## TASK DIRECTIONS:
Exact copy, no pictures: set down every entry below as written.

PROVIDED DATA Start Marker

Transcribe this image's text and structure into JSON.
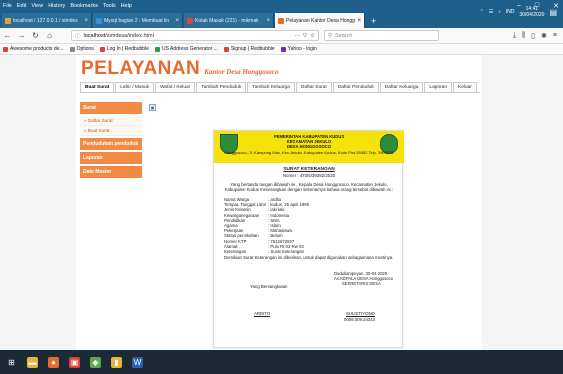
{
  "menu": [
    "File",
    "Edit",
    "View",
    "History",
    "Bookmarks",
    "Tools",
    "Help"
  ],
  "window_controls": {
    "minimize": "–",
    "maximize": "□",
    "close": "✕"
  },
  "tabs": [
    {
      "title": "localhost / 127.0.0.1 / simdes",
      "color": "#e8a23a",
      "active": false
    },
    {
      "title": "Mysql bagian 2 : Membuat lin",
      "color": "#3a8fd9",
      "active": false
    },
    {
      "title": "Kotak Masuk (221) - mikmak",
      "color": "#d9453a",
      "active": false
    },
    {
      "title": "Pelayanan Kantor Desa Hongg",
      "color": "#e86d2c",
      "active": true
    }
  ],
  "nav": {
    "url_prefix": "localhost",
    "url_rest": "/simdesa/index.html",
    "url_display": "localhost/simdesa/index.html",
    "ellipsis": "···",
    "search_placeholder": "Search"
  },
  "bookmarks": [
    {
      "label": "Awesome products de...",
      "color": "#d9453a"
    },
    {
      "label": "Options",
      "color": "#888888"
    },
    {
      "label": "Log In | Redbubble",
      "color": "#d9453a"
    },
    {
      "label": "US Address Generator ...",
      "color": "#2e9c4a"
    },
    {
      "label": "Signup | Redbubble",
      "color": "#d9453a"
    },
    {
      "label": "Yahoo - login",
      "color": "#6b2fb3"
    }
  ],
  "site": {
    "brand": "PELAYANAN",
    "brand_sub": "Kantor Desa Honggosoco",
    "menu": [
      "Buat Surat",
      "Lahir / Masuk",
      "Wafat / Keluar",
      "Tambah Penduduk",
      "Tambah Keluarga",
      "Daftar Surat",
      "Daftar Penduduk",
      "Daftar Keluarga",
      "Laporan",
      "Keluar"
    ],
    "active_menu": "Buat Surat",
    "sidebar": {
      "surat": "Surat",
      "surat_items": [
        "» Daftar Surat",
        "» Buat Surat"
      ],
      "penduduk": "Pendudukan penduduk",
      "laporan": "Laporan",
      "master": "Data Master"
    }
  },
  "document": {
    "kop": [
      "PEMERINTAH KABUPATEN KUDUS",
      "KECAMATAN JEKULO",
      "DESA HONGGOSOCO"
    ],
    "kop_address": "Honggosoco, Jl. Kampung Mas, Kec.Jekulo, Kabupaten Kudus, Kode Pos 59382 Telp. 3903232",
    "title": "SURAT KETERANGAN",
    "nomor": "Nomer : 470/5/39382/2020",
    "para": "Yang bertanda tangan dibawah ini , Kepala Desa Honggosoco, Kecamatan Jekulo, Kabupaten Kudus menerangkan dengan sebenarnya bahwa orang tersebut dibawah ini :",
    "fields": [
      {
        "k": "Nama Warga",
        "v": ": ardito"
      },
      {
        "k": "Tempat, Tanggal Lahir",
        "v": ": kudus, 25 april 1990"
      },
      {
        "k": "Jenis Kelamin",
        "v": ": laki laki"
      },
      {
        "k": "Kewarganegaraan",
        "v": ": Indonesia"
      },
      {
        "k": "Pendidikan",
        "v": ": SMA"
      },
      {
        "k": "Agama",
        "v": ": Islam"
      },
      {
        "k": "Pekerjaan",
        "v": ": Mahasiswa"
      },
      {
        "k": "Status pernikahan",
        "v": ": Belum"
      },
      {
        "k": "Nomer KTP",
        "v": ": 7612672827"
      },
      {
        "k": "Alamat",
        "v": ": Pulo Rt 03 Rw 03"
      },
      {
        "k": "Keterangan",
        "v": ": Surat Keterangan"
      }
    ],
    "closing": "Demikian Surat Keterangan ini diberikan, untuk dapat digunakan sebagaimana mestinya.",
    "sign_place_date": "Dudukampeyan, 30-04-2020",
    "sign_title1": "An.KEPALA DESA Honggosoco",
    "sign_title2": "SEKRETARIS DESA",
    "yang_bersangkutan": "Yang Bersangkutan",
    "name_left": "ARDITO",
    "name_right": "SULISTIYONO",
    "nip": "0009.009.34343"
  },
  "taskbar": {
    "apps": [
      {
        "name": "windows",
        "glyph": "⊞",
        "color": "#1c2a36"
      },
      {
        "name": "files",
        "glyph": "▬",
        "color": "#e8b33a"
      },
      {
        "name": "firefox",
        "glyph": "●",
        "color": "#e8692c"
      },
      {
        "name": "app-red",
        "glyph": "▣",
        "color": "#d9453a"
      },
      {
        "name": "app-green",
        "glyph": "◆",
        "color": "#5aa84a"
      },
      {
        "name": "app-yellow",
        "glyph": "▮",
        "color": "#e8b33a"
      },
      {
        "name": "word",
        "glyph": "W",
        "color": "#2b5fb3"
      }
    ],
    "lang": "IND",
    "time": "14:41",
    "date": "30/04/2020"
  }
}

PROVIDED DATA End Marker

## TASK SOLUTION:
Transcribe this image's text and structure into JSON.
{
  "menu": [
    "File",
    "Edit",
    "View",
    "History",
    "Bookmarks",
    "Tools",
    "Help"
  ],
  "window_controls": {
    "minimize": "–",
    "maximize": "□",
    "close": "✕"
  },
  "tabs": [
    {
      "title": "localhost / 127.0.0.1 / simdes",
      "color": "#e8a23a",
      "active": false
    },
    {
      "title": "Mysql bagian 2 : Membuat lin",
      "color": "#3a8fd9",
      "active": false
    },
    {
      "title": "Kotak Masuk (221) - mikmak",
      "color": "#d9453a",
      "active": false
    },
    {
      "title": "Pelayanan Kantor Desa Hongg",
      "color": "#e86d2c",
      "active": true
    }
  ],
  "nav": {
    "url_prefix": "localhost",
    "url_rest": "/simdesa/index.html",
    "url_display": "localhost/simdesa/index.html",
    "ellipsis": "···",
    "search_placeholder": "Search"
  },
  "bookmarks": [
    {
      "label": "Awesome products de...",
      "color": "#d9453a"
    },
    {
      "label": "Options",
      "color": "#888888"
    },
    {
      "label": "Log In | Redbubble",
      "color": "#d9453a"
    },
    {
      "label": "US Address Generator ...",
      "color": "#2e9c4a"
    },
    {
      "label": "Signup | Redbubble",
      "color": "#d9453a"
    },
    {
      "label": "Yahoo - login",
      "color": "#6b2fb3"
    }
  ],
  "site": {
    "brand": "PELAYANAN",
    "brand_sub": "Kantor Desa Honggosoco",
    "menu": [
      "Buat Surat",
      "Lahir / Masuk",
      "Wafat / Keluar",
      "Tambah Penduduk",
      "Tambah Keluarga",
      "Daftar Surat",
      "Daftar Penduduk",
      "Daftar Keluarga",
      "Laporan",
      "Keluar"
    ],
    "active_menu": "Buat Surat",
    "sidebar": {
      "surat": "Surat",
      "surat_items": [
        "» Daftar Surat",
        "» Buat Surat"
      ],
      "penduduk": "Pendudukan penduduk",
      "laporan": "Laporan",
      "master": "Data Master"
    }
  },
  "document": {
    "kop": [
      "PEMERINTAH KABUPATEN KUDUS",
      "KECAMATAN JEKULO",
      "DESA HONGGOSOCO"
    ],
    "kop_address": "Honggosoco, Jl. Kampung Mas, Kec.Jekulo, Kabupaten Kudus, Kode Pos 59382 Telp. 3903232",
    "title": "SURAT KETERANGAN",
    "nomor": "Nomer : 470/5/39382/2020",
    "para": "Yang bertanda tangan dibawah ini , Kepala Desa Honggosoco, Kecamatan Jekulo, Kabupaten Kudus menerangkan dengan sebenarnya bahwa orang tersebut dibawah ini :",
    "fields": [
      {
        "k": "Nama Warga",
        "v": ": ardito"
      },
      {
        "k": "Tempat, Tanggal Lahir",
        "v": ": kudus, 25 april 1990"
      },
      {
        "k": "Jenis Kelamin",
        "v": ": laki laki"
      },
      {
        "k": "Kewarganegaraan",
        "v": ": Indonesia"
      },
      {
        "k": "Pendidikan",
        "v": ": SMA"
      },
      {
        "k": "Agama",
        "v": ": Islam"
      },
      {
        "k": "Pekerjaan",
        "v": ": Mahasiswa"
      },
      {
        "k": "Status pernikahan",
        "v": ": Belum"
      },
      {
        "k": "Nomer KTP",
        "v": ": 7612672827"
      },
      {
        "k": "Alamat",
        "v": ": Pulo Rt 03 Rw 03"
      },
      {
        "k": "Keterangan",
        "v": ": Surat Keterangan"
      }
    ],
    "closing": "Demikian Surat Keterangan ini diberikan, untuk dapat digunakan sebagaimana mestinya.",
    "sign_place_date": "Dudukampeyan, 30-04-2020",
    "sign_title1": "An.KEPALA DESA Honggosoco",
    "sign_title2": "SEKRETARIS DESA",
    "yang_bersangkutan": "Yang Bersangkutan",
    "name_left": "ARDITO",
    "name_right": "SULISTIYONO",
    "nip": "0009.009.34343"
  },
  "taskbar": {
    "apps": [
      {
        "name": "windows",
        "glyph": "⊞",
        "color": "#1c2a36"
      },
      {
        "name": "files",
        "glyph": "▬",
        "color": "#e8b33a"
      },
      {
        "name": "firefox",
        "glyph": "●",
        "color": "#e8692c"
      },
      {
        "name": "app-red",
        "glyph": "▣",
        "color": "#d9453a"
      },
      {
        "name": "app-green",
        "glyph": "◆",
        "color": "#5aa84a"
      },
      {
        "name": "app-yellow",
        "glyph": "▮",
        "color": "#e8b33a"
      },
      {
        "name": "word",
        "glyph": "W",
        "color": "#2b5fb3"
      }
    ],
    "lang": "IND",
    "time": "14:41",
    "date": "30/04/2020"
  }
}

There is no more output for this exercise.